Last month, Transportation Department commissioners delayed approval of a $150 million contribution of state bond funds to the interchange, saying they first wanted Cintra and other members of NTE Mobility Partners to show how much of the interchange and toll lanes on I-35W they can build with private dollars. Cintra and the others are expected to unveil their proposal for the area by May.
NTE Mobility Partners is already under contract to rebuild Northeast Loop 820 from I-35W in Fort Worth to North East Mall in Hurst, and Airport Freeway in Hurst and Bedford -- a $2 billion project known as North Tarrant Express. It is expected to be under way by the end of the year.
Business and elected officials hope that with an infusion of $150 million in public money, NTE Mobility Partners can also rebuild the I-35W/Loop 820 interchange to the North Tarrant Express project and finish all the work by 2015.
The next phase would likely include construction of toll lanes in the I-35W median from near Interstate 30 in downtown Fort Worth to U.S. 287 near Alliance.

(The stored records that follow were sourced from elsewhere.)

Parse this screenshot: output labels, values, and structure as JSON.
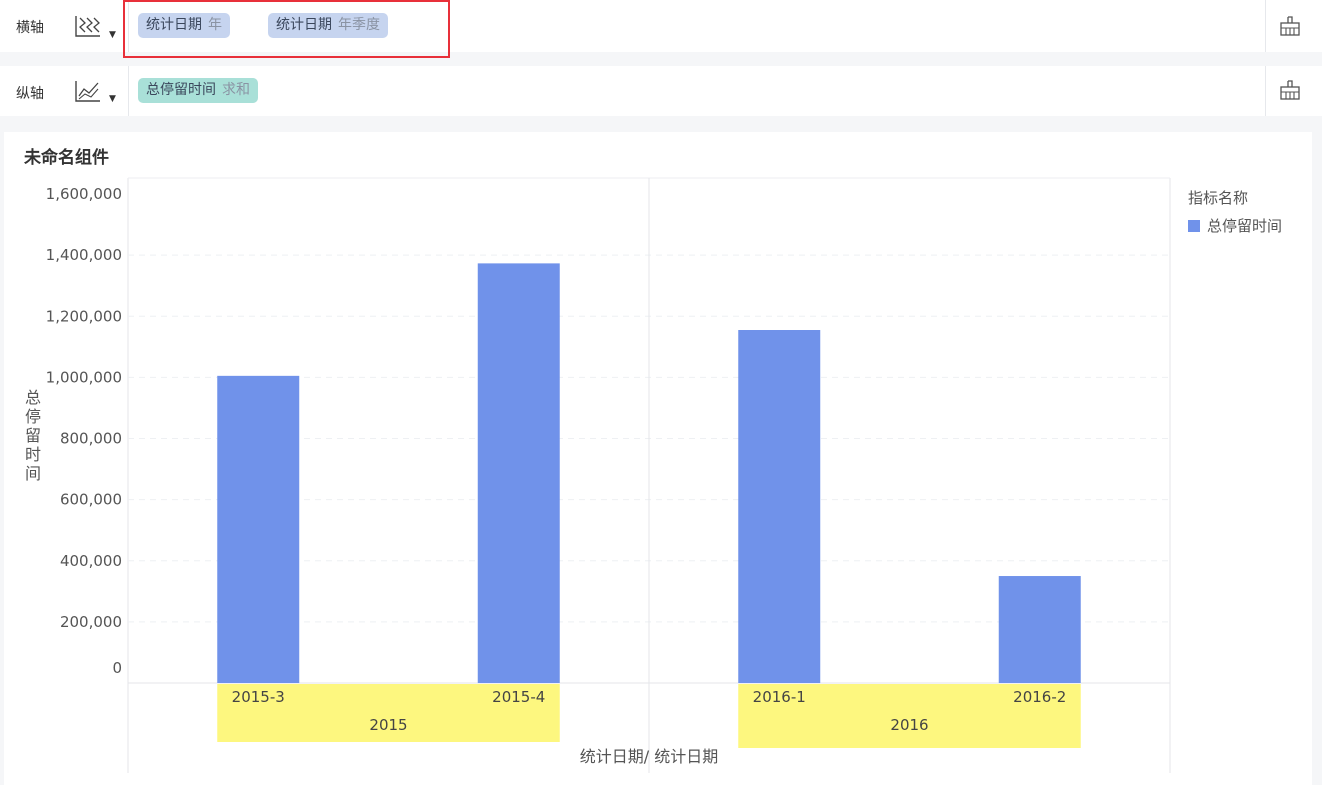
{
  "xaxis_bar": {
    "label": "横轴",
    "chart_type_icon": "dimension-axis-icon",
    "fields": [
      {
        "name": "统计日期",
        "granularity": "年"
      },
      {
        "name": "统计日期",
        "granularity": "年季度"
      }
    ],
    "setting_icon": "axis-setting-icon"
  },
  "yaxis_bar": {
    "label": "纵轴",
    "chart_type_icon": "line-chart-icon",
    "fields": [
      {
        "name": "总停留时间",
        "aggregation": "求和"
      }
    ],
    "setting_icon": "axis-setting-icon"
  },
  "component": {
    "title": "未命名组件",
    "legend": {
      "title": "指标名称",
      "items": [
        {
          "name": "总停留时间",
          "color": "#7092ea"
        }
      ]
    }
  },
  "chart_data": {
    "type": "bar",
    "categories": [
      "2015-3",
      "2015-4",
      "2016-1",
      "2016-2"
    ],
    "groups": [
      {
        "label": "2015",
        "categories": [
          "2015-3",
          "2015-4"
        ]
      },
      {
        "label": "2016",
        "categories": [
          "2016-1",
          "2016-2"
        ]
      }
    ],
    "series": [
      {
        "name": "总停留时间",
        "values": [
          1005000,
          1373000,
          1155000,
          350000
        ]
      }
    ],
    "ylabel": "总停留时间",
    "xlabel": "统计日期/ 统计日期",
    "ylim": [
      0,
      1600000
    ],
    "yticks": [
      "0",
      "200,000",
      "400,000",
      "600,000",
      "800,000",
      "1,000,000",
      "1,200,000",
      "1,400,000",
      "1,600,000"
    ],
    "bar_color": "#7092ea",
    "group_highlight_color": "#fdf77f",
    "grid": true
  }
}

Existing lanes would remain free.
During the meeting, several business leaders said they believe that a $150 million public investment could generate up to $2 billion worth of road work, including construction of toll lanes paid for by developers.
But the delay in getting the I-35W/Loop 820 interchange on the front burner has made employers and residents of far north Fort Worth uneasy.
Neighborhood leaders said they hope to put more pressure on elected officials to find funds and to make the need for improvements of highways and city streets a higher priority at all levels of government.
"We are the reason it is the way it is. We need to start taking responsibility as voters," Mark Brast, who represents the North Fort Worth Alliance of 21 neighborhoods, told the Tarrant Regional Transportation Coalition.
GORDON DICKSON, 817-390-7796